Workplace Diversity Is Only OK When White Men Bring It Up, Study Says
For women and people of color hoping to help their workplace better reflect the world around them, it turns out "diversity" is a four-letter word.
Although diversity in the workplace benefits the economy and improves the workplace, it turns out it's only a good thing when white men speak about it. According to a new study published in the Academy of Management, women and nonwhite workers who promoted a diverse staff received much lower ratings from their bosses than white men who promoted diversity — who received good ratings regardless of who they hired.
The study surveyed 350 executives and defined diversity as a workplace that reflected the population of its region.
"For all the talk about how important diversity is within organizations, white and male executives aren't rewarded, career-wise, for engaging in diversity-valuing behavior, and nonwhite and female executives actually get punished for it," two of the researchers, Stefanie K. Johnson and David R. Hekman, wrote in the Harvard Business Review.

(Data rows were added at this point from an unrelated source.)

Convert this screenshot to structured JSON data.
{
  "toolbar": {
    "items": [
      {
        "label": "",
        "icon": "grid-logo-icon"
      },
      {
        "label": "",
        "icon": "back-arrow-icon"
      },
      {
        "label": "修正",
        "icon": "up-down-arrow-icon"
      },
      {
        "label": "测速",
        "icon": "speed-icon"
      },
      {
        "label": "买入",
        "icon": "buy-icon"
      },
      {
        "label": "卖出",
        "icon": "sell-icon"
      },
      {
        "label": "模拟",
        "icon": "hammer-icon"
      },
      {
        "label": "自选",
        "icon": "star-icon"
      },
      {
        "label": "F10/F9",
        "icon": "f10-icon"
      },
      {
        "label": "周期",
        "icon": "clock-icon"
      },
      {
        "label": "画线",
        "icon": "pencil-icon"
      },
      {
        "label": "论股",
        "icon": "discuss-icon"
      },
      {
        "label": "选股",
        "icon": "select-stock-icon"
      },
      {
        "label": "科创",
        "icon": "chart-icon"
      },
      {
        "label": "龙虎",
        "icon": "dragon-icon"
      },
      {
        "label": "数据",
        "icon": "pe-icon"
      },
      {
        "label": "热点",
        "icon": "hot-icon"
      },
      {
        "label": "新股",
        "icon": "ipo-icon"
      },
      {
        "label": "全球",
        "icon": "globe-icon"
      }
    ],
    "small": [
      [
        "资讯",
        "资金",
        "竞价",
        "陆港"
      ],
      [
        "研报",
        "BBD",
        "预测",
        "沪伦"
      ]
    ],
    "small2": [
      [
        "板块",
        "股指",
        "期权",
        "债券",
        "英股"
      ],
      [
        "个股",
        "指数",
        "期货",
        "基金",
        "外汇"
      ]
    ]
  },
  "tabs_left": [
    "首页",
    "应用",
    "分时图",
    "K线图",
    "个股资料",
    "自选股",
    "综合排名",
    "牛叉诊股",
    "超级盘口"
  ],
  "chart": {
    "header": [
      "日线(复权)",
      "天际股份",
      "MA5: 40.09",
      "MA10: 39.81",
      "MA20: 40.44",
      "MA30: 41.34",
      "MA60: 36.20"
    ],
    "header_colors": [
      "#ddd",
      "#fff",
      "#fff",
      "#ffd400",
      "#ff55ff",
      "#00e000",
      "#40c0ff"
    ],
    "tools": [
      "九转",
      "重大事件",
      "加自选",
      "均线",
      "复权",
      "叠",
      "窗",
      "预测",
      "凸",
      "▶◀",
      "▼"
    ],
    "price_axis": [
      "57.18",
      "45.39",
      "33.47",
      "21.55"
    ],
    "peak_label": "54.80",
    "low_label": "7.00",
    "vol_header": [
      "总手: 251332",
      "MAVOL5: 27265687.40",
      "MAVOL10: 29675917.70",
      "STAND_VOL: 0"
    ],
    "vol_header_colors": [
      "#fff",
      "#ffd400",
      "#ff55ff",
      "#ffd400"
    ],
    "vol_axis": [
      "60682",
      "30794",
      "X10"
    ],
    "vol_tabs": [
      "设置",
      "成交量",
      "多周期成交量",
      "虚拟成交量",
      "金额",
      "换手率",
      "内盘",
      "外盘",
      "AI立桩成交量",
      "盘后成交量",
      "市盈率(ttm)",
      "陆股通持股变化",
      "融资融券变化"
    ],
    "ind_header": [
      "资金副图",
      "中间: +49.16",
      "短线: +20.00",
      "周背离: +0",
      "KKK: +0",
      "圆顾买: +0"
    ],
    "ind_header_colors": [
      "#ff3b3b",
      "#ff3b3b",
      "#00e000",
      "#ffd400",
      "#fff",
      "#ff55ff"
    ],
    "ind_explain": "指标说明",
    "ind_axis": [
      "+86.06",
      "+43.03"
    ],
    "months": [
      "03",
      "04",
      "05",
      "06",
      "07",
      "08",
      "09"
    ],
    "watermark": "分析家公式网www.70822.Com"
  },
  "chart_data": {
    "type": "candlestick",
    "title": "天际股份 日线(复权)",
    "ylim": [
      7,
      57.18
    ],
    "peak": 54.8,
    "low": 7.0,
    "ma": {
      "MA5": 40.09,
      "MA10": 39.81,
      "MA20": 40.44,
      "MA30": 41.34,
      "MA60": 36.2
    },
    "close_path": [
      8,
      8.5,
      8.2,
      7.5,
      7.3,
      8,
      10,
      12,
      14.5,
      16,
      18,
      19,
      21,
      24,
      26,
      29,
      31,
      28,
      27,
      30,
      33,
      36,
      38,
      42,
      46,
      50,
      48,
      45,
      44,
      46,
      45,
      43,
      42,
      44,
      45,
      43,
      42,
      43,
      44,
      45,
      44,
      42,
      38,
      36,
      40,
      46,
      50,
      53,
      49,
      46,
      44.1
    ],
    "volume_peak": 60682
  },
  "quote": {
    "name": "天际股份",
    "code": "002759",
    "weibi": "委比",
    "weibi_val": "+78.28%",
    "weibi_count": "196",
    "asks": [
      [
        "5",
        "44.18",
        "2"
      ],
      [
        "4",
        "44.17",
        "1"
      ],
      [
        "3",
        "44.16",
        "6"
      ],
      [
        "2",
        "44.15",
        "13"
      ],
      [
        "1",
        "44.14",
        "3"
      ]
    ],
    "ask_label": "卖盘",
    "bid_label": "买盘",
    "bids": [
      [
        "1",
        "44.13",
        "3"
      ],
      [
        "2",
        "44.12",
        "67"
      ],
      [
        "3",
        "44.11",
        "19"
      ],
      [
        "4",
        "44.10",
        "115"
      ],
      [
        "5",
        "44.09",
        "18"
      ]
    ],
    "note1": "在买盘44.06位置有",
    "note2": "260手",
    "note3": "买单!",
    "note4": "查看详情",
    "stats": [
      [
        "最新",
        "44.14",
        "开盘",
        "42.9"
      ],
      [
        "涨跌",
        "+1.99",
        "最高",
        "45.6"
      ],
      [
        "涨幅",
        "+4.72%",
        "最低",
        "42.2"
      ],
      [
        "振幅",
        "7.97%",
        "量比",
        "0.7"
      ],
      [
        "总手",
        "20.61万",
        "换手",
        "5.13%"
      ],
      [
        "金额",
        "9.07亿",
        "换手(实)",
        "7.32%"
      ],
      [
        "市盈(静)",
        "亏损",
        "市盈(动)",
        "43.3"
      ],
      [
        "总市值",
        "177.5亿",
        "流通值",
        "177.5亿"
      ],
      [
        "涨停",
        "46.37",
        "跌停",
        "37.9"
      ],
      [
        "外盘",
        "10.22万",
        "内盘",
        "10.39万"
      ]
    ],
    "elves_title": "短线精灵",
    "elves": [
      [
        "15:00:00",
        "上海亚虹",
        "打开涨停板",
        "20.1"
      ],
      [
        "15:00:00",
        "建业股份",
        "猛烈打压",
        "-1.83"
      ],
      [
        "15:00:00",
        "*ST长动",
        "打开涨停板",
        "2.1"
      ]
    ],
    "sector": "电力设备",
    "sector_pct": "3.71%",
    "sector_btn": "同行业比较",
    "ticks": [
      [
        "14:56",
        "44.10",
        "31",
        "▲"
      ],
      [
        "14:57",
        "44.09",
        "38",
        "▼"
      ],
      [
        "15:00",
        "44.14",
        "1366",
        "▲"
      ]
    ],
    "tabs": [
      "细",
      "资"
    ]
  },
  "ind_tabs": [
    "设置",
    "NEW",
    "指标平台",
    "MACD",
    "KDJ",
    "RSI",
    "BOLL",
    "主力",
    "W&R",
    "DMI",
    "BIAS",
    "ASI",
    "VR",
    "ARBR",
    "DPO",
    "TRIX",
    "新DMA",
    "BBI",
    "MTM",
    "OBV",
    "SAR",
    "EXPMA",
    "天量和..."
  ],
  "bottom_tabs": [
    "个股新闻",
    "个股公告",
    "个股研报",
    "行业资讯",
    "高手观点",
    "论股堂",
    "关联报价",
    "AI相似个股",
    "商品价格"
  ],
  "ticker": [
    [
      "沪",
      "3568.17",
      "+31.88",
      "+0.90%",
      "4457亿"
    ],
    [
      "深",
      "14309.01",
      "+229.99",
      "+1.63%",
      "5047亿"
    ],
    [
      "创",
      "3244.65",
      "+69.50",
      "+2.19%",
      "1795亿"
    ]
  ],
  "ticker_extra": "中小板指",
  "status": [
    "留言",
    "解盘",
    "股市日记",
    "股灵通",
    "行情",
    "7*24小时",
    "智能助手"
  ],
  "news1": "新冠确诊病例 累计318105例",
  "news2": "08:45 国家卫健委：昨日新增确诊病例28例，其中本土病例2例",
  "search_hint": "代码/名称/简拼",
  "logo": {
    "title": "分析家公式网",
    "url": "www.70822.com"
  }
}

In a second part of the experiment, the researchers presented 307 working adults with pictures of fictitious hiring managers and people they hired. When nonwhite or female managers hired nonwhite or female employees, participants said those managers were "less effective." However, white male managers were considered effective regardless of the race or gender of the people they hired.
Why is this, exactly? Johnson and Hekman explain that it's because their "competence is assumed based on their membership in the high status group" and they're able to "deviate from the status quo" — hire people outside their own race and gender — without reproach.
The researchers also pointed out the terrible implications here: Women and people of color are inadvertently discouraged from hiring people like them for fear of low job performance ratings. And the workforce, in turn, does not diversify.
This research adds to the growing evidence that workplace diversity is difficult to achieve on both sides of the equation. People of color face rejection based on their names alone, which can often be an indicator of class status.
I guess, when it comes to diversity, white men are like: